For I Believe in Unicorns, Meyerhoff draws both from personal experience, as well as personal desires. When the film played at the Starz Denver Film Festival, Meyerhoff said in a Q&A that the film not only expresses her own experience, but it also functions as the kind of movie she wished she could have seen as young girl. This embrace of the alternative experience makes I Believe in Unicorns not simply a reflective movie, but an inspirational one as well.

You only get one first impression, and directors only get one debut. For many, this debut comes and goes without much fanfare. Their mastery of aesthetic, personality and technique develops and deepens as they grind out movies one after the other. Yet, there are a few who come to the camera fully formed and ready to take the medium in the next logical direction. Meyerhoff is that direction. With fingers firmly crossed, I Believe in Unicorns will break through and connect with as wide an audience as possible, if for no other reason than to give Meyerhoff another crack behind the camera.

— Michael J. Casey, Boulder Weekly

I Believe in Unicorns

Wed April 22, 2015, 7:30 only, Muenzinger Auditorium

USA, 2014, English, Color, 80 min, DP, 1.66:1, NR • official site



10 films for $60 with punch card
$9 general admission. $7 w/UCB student ID, $7 for senior citizens
$1 discount to anyone with a bike helmet
Free on your birthday! CU Cinema Studies students get in free.

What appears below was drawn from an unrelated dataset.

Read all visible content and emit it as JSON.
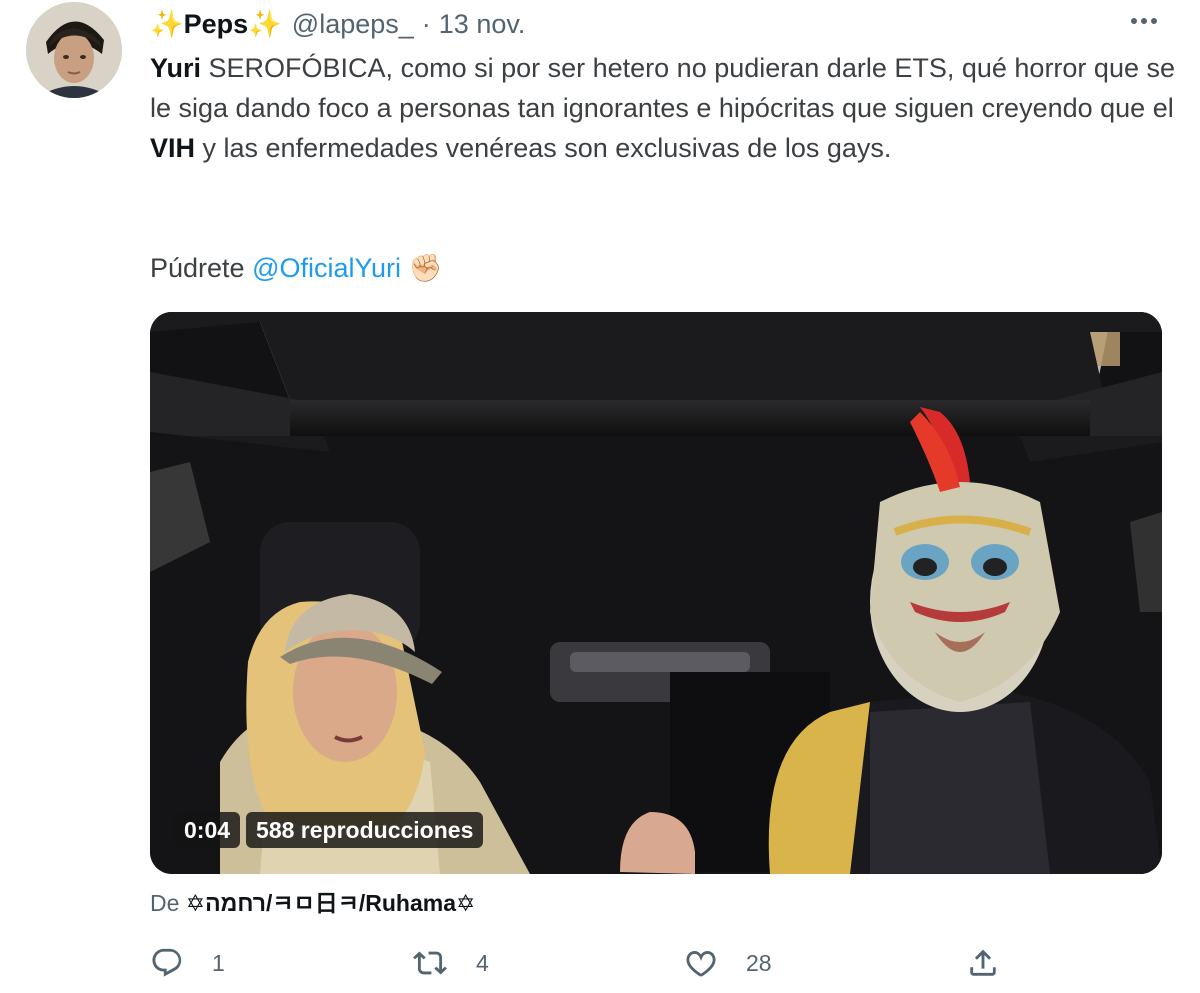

Pay lot 360 (now only $1/hour!), across from the buffalo statue and next to the Duane Physics tower, is closest to Muenzinger. Free parking can be found after 5pm at the meters along Colorado Ave east of Folsom stadium and along University Ave west of Macky.


Park elsewhere and catch the HOP to campus

International Film Series

(Originally called The University Film Commission)
Established 1941 by James Sandoe.

First Person Cinema

(Originally called The Experimental Cinema Group)
Established 1955 by Carla Selby, Gladney Oakley, Bruce Conner and Stan Brakhage.

C.U. Film Program

(AKA The Rocky Mountain Film Center)
First offered degrees in filmmaking and critical studies in 1989 under the guidance of Virgil Grillo.

Celebrating Stan

Created by Suranjan Ganguly in 2003.

C.U. Department of Cinema Studies & Moving Image Arts

Established 2017 by Chair Ernesto Acevedo-Muñoz.

Thank you, sponsors!
Boulder International Film Festival
Department of Cinema Studies & Moving Image Arts

Looking for a gift for a friend?
Buy a Frequent Patron Punch Card for $60 at any IFS show. With the punch card you can see ten films (a value of $90).

Cover art for Spring 2 2022
Virtual titles to stream from home

Cox & Kjølseth
: Filmmaker Alex Cox & Pablo Kjølseth discuss film topics from their own unique perspectives.

: Pablo and Ana share Zoom-based briefs on what's currently playing at IFS

Sprocket Damage
: Sprocket Damage digs deep(ish) into current and classic films and film-related subjects to bring to you insightful, humorous, and enlightening perspectives on the industry.

Search IFS schedules

Index of visiting artists